Problem description
Scan the records for the string "easy". State how many lines contain it and add nothing.

── Data excerpts ──

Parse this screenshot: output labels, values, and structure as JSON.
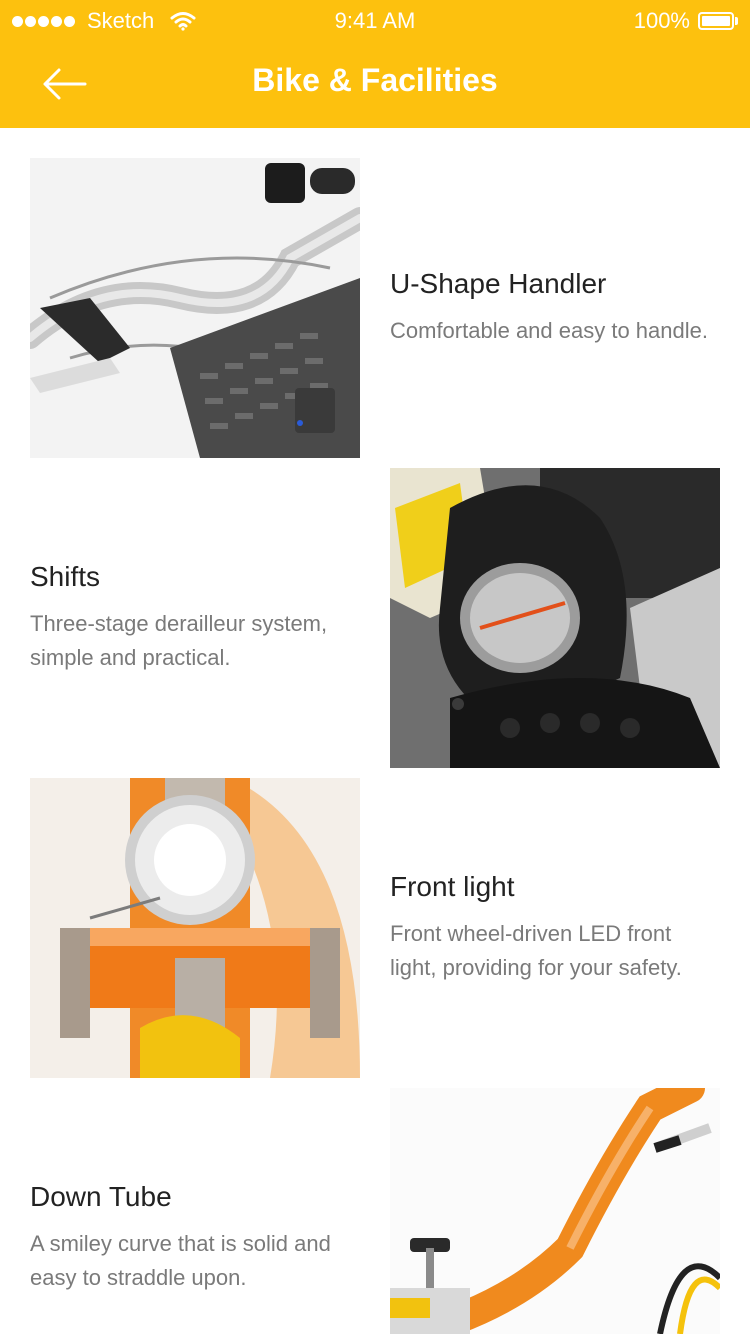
{
  "status_bar": {
    "carrier": "Sketch",
    "time": "9:41 AM",
    "battery": "100%"
  },
  "nav": {
    "title": "Bike & Facilities",
    "back_icon": "arrow-left-icon"
  },
  "colors": {
    "header": "#FDC10E",
    "title_text": "#222222",
    "desc_text": "#7A7A7A",
    "bike_orange": "#F28A1E"
  },
  "features": [
    {
      "title": "U-Shape Handler",
      "description": "Comfortable and easy to handle.",
      "image": "handlebar-photo"
    },
    {
      "title": "Shifts",
      "description": "Three-stage derailleur system, simple and practical.",
      "image": "gear-shifter-photo"
    },
    {
      "title": "Front light",
      "description": "Front wheel-driven LED front light, providing for your safety.",
      "image": "front-light-photo"
    },
    {
      "title": "Down Tube",
      "description": "A smiley curve that is solid and easy to straddle upon.",
      "image": "down-tube-photo"
    }
  ]
}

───

Response to this task
2